Moreover, all vessels destined for these proposed terminals would be required to transit through Head Harbour Passage, which is entirely Canadian waters. Once the vessels have transited through Head Harbour Passage and turn into the Western Passage, they will encounter the Old Sow whirlpool, the largest whirlpool in the Western Hemisphere. This whirlpool, which shifts location depending on the tides, is near one of the narrowest points of the transit at approximately 800 yards across between the southwestern tip of Deer Island, New Brunswick and Dog Island, Maine.
Consequently, our Province has intervened in the FERC proceedings regarding these LNG terminals in Maine to ensure that the FERC considers how the resolution of matters within its jurisdiction might impact the lives of New Brunswick citizens. Thus, despite any protests to the contrary, the Province is playing by the rules as U.S. laws and regulations have defined them.
At the same time, our intervention before the FERC does not and cannot place within that agency’s jurisdiction any aspect of the Canadian government’s decision regarding Head Harbour Passage and Passamaquoddy Bay. The Government of New Brunswick supports the federal government’s Head Harbour Passage decision without reservation. Matters of access to Canadian territorial waters lie within the exclusive jurisdiction of our federal government, and are not subject to review or critique by the FERC.

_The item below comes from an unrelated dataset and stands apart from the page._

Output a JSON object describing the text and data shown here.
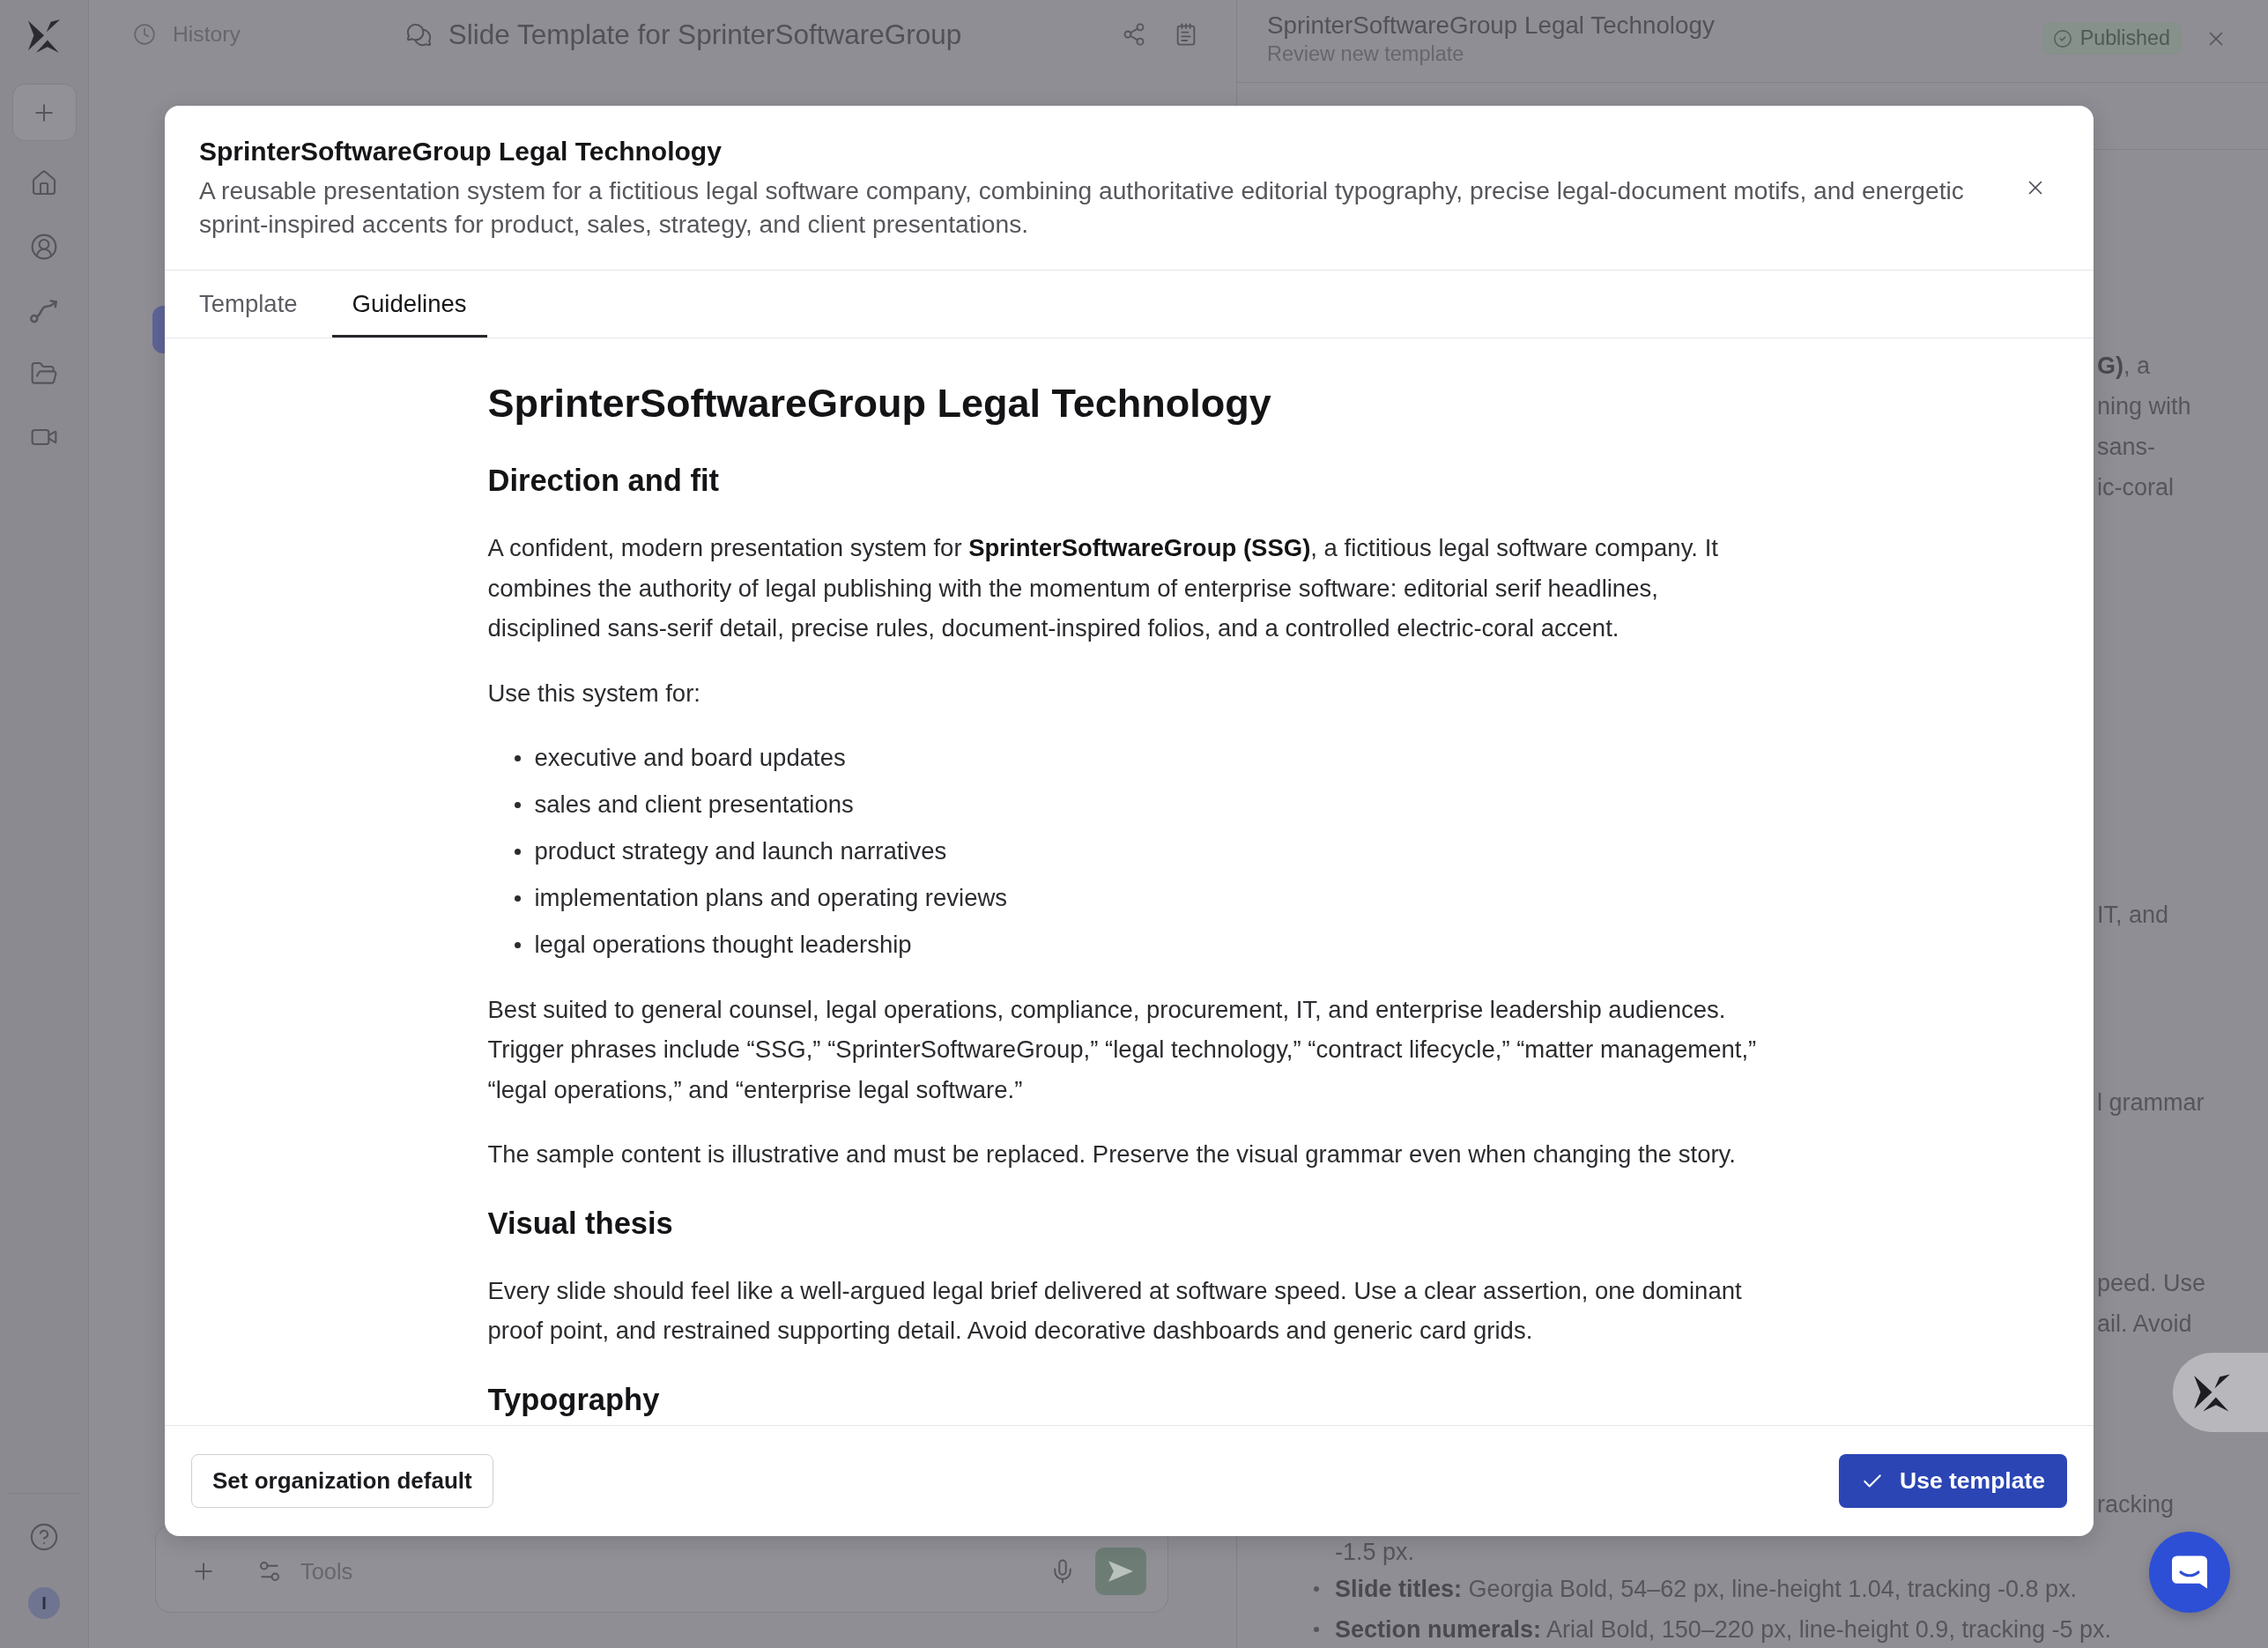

The truth of the matter is that not all sites are ideal for the construction of LNG terminals. The development of an LNG project represents a complex undertaking even under the best conditions, and presents myriad potential safety, security and environment concerns. It is precisely for this reason that the United States and Canada both have adopted thorough regulatory processes to evaluate the siting and construction of LNG terminals and facilities. On at least one occasion, the FERC process has rejected a proposed LNG terminal on safety grounds because the proposal “would be inconsistent with the public interest.” In contrast to the proposed Maine terminals, the Canaport LNG facility in Saint John, New Brunswick and its approaches are in easily navigable waters.
As Premier of New Brunswick, I will continue to ensure that the interests and concerns of our citizens are taken into account and strongly defended.